▶ **How to complete this task**: Give back the entire listing that follows, exactly.

▶ **Source records**:
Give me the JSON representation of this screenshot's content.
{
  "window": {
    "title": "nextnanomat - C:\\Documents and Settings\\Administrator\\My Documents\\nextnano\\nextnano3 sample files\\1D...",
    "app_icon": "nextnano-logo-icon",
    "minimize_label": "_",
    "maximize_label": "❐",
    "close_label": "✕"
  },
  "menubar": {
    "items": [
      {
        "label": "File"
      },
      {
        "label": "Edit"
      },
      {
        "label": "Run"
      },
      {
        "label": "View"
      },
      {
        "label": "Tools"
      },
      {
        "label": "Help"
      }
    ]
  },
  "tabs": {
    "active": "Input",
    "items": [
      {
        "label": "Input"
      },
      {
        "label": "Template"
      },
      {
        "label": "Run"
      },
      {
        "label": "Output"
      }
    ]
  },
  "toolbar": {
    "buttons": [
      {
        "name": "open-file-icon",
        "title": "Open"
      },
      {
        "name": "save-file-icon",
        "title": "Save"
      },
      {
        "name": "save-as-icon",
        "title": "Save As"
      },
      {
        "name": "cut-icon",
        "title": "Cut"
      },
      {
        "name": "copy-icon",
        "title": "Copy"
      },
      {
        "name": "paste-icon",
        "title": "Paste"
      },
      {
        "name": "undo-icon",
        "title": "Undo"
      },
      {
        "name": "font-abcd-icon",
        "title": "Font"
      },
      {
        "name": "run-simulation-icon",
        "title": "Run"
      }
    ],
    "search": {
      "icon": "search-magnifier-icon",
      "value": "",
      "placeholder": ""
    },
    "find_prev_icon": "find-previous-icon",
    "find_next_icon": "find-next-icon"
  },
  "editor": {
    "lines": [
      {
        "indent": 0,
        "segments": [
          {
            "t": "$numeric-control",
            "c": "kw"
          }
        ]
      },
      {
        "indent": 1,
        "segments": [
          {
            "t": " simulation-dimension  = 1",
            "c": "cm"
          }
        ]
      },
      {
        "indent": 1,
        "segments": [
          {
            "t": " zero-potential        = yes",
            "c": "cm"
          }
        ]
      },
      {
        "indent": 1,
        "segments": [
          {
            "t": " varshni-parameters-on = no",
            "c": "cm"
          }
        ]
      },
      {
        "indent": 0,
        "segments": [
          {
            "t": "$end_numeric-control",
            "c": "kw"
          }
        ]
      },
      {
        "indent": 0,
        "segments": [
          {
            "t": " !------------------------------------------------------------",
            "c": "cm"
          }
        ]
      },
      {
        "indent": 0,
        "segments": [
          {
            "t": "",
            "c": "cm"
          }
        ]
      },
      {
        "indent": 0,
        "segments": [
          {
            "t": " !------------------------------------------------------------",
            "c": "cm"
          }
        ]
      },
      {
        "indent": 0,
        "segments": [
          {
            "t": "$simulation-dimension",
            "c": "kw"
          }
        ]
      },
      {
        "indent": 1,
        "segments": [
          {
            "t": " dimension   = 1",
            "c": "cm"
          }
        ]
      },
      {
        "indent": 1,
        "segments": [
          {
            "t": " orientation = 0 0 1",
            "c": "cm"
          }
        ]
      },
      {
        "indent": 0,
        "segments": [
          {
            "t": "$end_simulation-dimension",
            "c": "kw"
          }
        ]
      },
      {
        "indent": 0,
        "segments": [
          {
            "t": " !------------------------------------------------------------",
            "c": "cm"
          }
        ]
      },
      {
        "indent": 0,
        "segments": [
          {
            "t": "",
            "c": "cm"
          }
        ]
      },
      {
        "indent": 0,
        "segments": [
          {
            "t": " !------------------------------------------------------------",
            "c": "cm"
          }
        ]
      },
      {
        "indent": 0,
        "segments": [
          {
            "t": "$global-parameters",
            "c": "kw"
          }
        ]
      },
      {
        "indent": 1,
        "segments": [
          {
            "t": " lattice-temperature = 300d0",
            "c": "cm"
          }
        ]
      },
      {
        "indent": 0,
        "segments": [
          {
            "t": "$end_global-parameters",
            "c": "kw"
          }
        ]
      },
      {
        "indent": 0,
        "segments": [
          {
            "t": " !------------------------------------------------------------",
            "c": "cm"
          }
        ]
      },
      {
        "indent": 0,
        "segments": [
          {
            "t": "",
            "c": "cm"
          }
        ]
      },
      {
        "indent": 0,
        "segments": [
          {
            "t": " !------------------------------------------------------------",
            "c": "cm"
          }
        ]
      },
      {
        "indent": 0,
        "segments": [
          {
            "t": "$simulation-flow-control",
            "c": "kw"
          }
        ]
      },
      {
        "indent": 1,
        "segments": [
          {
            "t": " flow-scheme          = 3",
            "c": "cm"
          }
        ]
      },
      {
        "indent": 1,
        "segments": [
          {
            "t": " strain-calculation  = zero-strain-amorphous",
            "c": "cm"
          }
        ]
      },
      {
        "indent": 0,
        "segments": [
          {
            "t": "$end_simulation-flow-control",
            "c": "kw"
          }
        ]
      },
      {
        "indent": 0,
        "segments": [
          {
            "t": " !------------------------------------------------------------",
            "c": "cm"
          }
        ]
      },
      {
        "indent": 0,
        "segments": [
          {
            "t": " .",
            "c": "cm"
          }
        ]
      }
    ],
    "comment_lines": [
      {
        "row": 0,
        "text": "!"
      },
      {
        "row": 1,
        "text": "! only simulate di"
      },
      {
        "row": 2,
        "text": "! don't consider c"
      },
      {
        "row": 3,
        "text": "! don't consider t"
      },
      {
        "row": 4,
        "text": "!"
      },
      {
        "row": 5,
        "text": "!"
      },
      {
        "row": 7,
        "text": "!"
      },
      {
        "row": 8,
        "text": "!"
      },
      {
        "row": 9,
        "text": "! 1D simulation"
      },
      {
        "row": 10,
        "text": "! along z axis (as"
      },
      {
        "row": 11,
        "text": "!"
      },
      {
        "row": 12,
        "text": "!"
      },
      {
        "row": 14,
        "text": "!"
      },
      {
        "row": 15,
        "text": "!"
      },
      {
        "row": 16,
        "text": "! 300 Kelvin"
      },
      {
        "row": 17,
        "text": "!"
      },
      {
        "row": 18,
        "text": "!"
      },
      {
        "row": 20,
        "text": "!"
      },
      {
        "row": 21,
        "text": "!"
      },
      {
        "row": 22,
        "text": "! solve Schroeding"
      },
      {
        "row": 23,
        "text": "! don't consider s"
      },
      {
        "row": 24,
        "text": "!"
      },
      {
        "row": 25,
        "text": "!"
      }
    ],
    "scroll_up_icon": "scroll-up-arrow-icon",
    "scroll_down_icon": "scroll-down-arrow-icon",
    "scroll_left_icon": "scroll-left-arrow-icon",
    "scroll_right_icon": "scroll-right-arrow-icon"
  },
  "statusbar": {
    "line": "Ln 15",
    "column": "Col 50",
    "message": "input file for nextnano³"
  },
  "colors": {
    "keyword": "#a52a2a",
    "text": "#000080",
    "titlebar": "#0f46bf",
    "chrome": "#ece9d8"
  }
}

▶ **Your solution**:
Give me the JSON representation of this screenshot's content.
{
  "window": {
    "title": "nextnanomat - C:\\Documents and Settings\\Administrator\\My Documents\\nextnano\\nextnano3 sample files\\1D...",
    "app_icon": "nextnano-logo-icon",
    "minimize_label": "_",
    "maximize_label": "❐",
    "close_label": "✕"
  },
  "menubar": {
    "items": [
      {
        "label": "File"
      },
      {
        "label": "Edit"
      },
      {
        "label": "Run"
      },
      {
        "label": "View"
      },
      {
        "label": "Tools"
      },
      {
        "label": "Help"
      }
    ]
  },
  "tabs": {
    "active": "Input",
    "items": [
      {
        "label": "Input"
      },
      {
        "label": "Template"
      },
      {
        "label": "Run"
      },
      {
        "label": "Output"
      }
    ]
  },
  "toolbar": {
    "buttons": [
      {
        "name": "open-file-icon",
        "title": "Open"
      },
      {
        "name": "save-file-icon",
        "title": "Save"
      },
      {
        "name": "save-as-icon",
        "title": "Save As"
      },
      {
        "name": "cut-icon",
        "title": "Cut"
      },
      {
        "name": "copy-icon",
        "title": "Copy"
      },
      {
        "name": "paste-icon",
        "title": "Paste"
      },
      {
        "name": "undo-icon",
        "title": "Undo"
      },
      {
        "name": "font-abcd-icon",
        "title": "Font"
      },
      {
        "name": "run-simulation-icon",
        "title": "Run"
      }
    ],
    "search": {
      "icon": "search-magnifier-icon",
      "value": "",
      "placeholder": ""
    },
    "find_prev_icon": "find-previous-icon",
    "find_next_icon": "find-next-icon"
  },
  "editor": {
    "lines": [
      {
        "indent": 0,
        "segments": [
          {
            "t": "$numeric-control",
            "c": "kw"
          }
        ]
      },
      {
        "indent": 1,
        "segments": [
          {
            "t": " simulation-dimension  = 1",
            "c": "cm"
          }
        ]
      },
      {
        "indent": 1,
        "segments": [
          {
            "t": " zero-potential        = yes",
            "c": "cm"
          }
        ]
      },
      {
        "indent": 1,
        "segments": [
          {
            "t": " varshni-parameters-on = no",
            "c": "cm"
          }
        ]
      },
      {
        "indent": 0,
        "segments": [
          {
            "t": "$end_numeric-control",
            "c": "kw"
          }
        ]
      },
      {
        "indent": 0,
        "segments": [
          {
            "t": " !------------------------------------------------------------",
            "c": "cm"
          }
        ]
      },
      {
        "indent": 0,
        "segments": [
          {
            "t": "",
            "c": "cm"
          }
        ]
      },
      {
        "indent": 0,
        "segments": [
          {
            "t": " !------------------------------------------------------------",
            "c": "cm"
          }
        ]
      },
      {
        "indent": 0,
        "segments": [
          {
            "t": "$simulation-dimension",
            "c": "kw"
          }
        ]
      },
      {
        "indent": 1,
        "segments": [
          {
            "t": " dimension   = 1",
            "c": "cm"
          }
        ]
      },
      {
        "indent": 1,
        "segments": [
          {
            "t": " orientation = 0 0 1",
            "c": "cm"
          }
        ]
      },
      {
        "indent": 0,
        "segments": [
          {
            "t": "$end_simulation-dimension",
            "c": "kw"
          }
        ]
      },
      {
        "indent": 0,
        "segments": [
          {
            "t": " !------------------------------------------------------------",
            "c": "cm"
          }
        ]
      },
      {
        "indent": 0,
        "segments": [
          {
            "t": "",
            "c": "cm"
          }
        ]
      },
      {
        "indent": 0,
        "segments": [
          {
            "t": " !------------------------------------------------------------",
            "c": "cm"
          }
        ]
      },
      {
        "indent": 0,
        "segments": [
          {
            "t": "$global-parameters",
            "c": "kw"
          }
        ]
      },
      {
        "indent": 1,
        "segments": [
          {
            "t": " lattice-temperature = 300d0",
            "c": "cm"
          }
        ]
      },
      {
        "indent": 0,
        "segments": [
          {
            "t": "$end_global-parameters",
            "c": "kw"
          }
        ]
      },
      {
        "indent": 0,
        "segments": [
          {
            "t": " !------------------------------------------------------------",
            "c": "cm"
          }
        ]
      },
      {
        "indent": 0,
        "segments": [
          {
            "t": "",
            "c": "cm"
          }
        ]
      },
      {
        "indent": 0,
        "segments": [
          {
            "t": " !------------------------------------------------------------",
            "c": "cm"
          }
        ]
      },
      {
        "indent": 0,
        "segments": [
          {
            "t": "$simulation-flow-control",
            "c": "kw"
          }
        ]
      },
      {
        "indent": 1,
        "segments": [
          {
            "t": " flow-scheme          = 3",
            "c": "cm"
          }
        ]
      },
      {
        "indent": 1,
        "segments": [
          {
            "t": " strain-calculation  = zero-strain-amorphous",
            "c": "cm"
          }
        ]
      },
      {
        "indent": 0,
        "segments": [
          {
            "t": "$end_simulation-flow-control",
            "c": "kw"
          }
        ]
      },
      {
        "indent": 0,
        "segments": [
          {
            "t": " !------------------------------------------------------------",
            "c": "cm"
          }
        ]
      },
      {
        "indent": 0,
        "segments": [
          {
            "t": " .",
            "c": "cm"
          }
        ]
      }
    ],
    "comment_lines": [
      {
        "row": 0,
        "text": "!"
      },
      {
        "row": 1,
        "text": "! only simulate di"
      },
      {
        "row": 2,
        "text": "! don't consider c"
      },
      {
        "row": 3,
        "text": "! don't consider t"
      },
      {
        "row": 4,
        "text": "!"
      },
      {
        "row": 5,
        "text": "!"
      },
      {
        "row": 7,
        "text": "!"
      },
      {
        "row": 8,
        "text": "!"
      },
      {
        "row": 9,
        "text": "! 1D simulation"
      },
      {
        "row": 10,
        "text": "! along z axis (as"
      },
      {
        "row": 11,
        "text": "!"
      },
      {
        "row": 12,
        "text": "!"
      },
      {
        "row": 14,
        "text": "!"
      },
      {
        "row": 15,
        "text": "!"
      },
      {
        "row": 16,
        "text": "! 300 Kelvin"
      },
      {
        "row": 17,
        "text": "!"
      },
      {
        "row": 18,
        "text": "!"
      },
      {
        "row": 20,
        "text": "!"
      },
      {
        "row": 21,
        "text": "!"
      },
      {
        "row": 22,
        "text": "! solve Schroeding"
      },
      {
        "row": 23,
        "text": "! don't consider s"
      },
      {
        "row": 24,
        "text": "!"
      },
      {
        "row": 25,
        "text": "!"
      }
    ],
    "scroll_up_icon": "scroll-up-arrow-icon",
    "scroll_down_icon": "scroll-down-arrow-icon",
    "scroll_left_icon": "scroll-left-arrow-icon",
    "scroll_right_icon": "scroll-right-arrow-icon"
  },
  "statusbar": {
    "line": "Ln 15",
    "column": "Col 50",
    "message": "input file for nextnano³"
  },
  "colors": {
    "keyword": "#a52a2a",
    "text": "#000080",
    "titlebar": "#0f46bf",
    "chrome": "#ece9d8"
  }
}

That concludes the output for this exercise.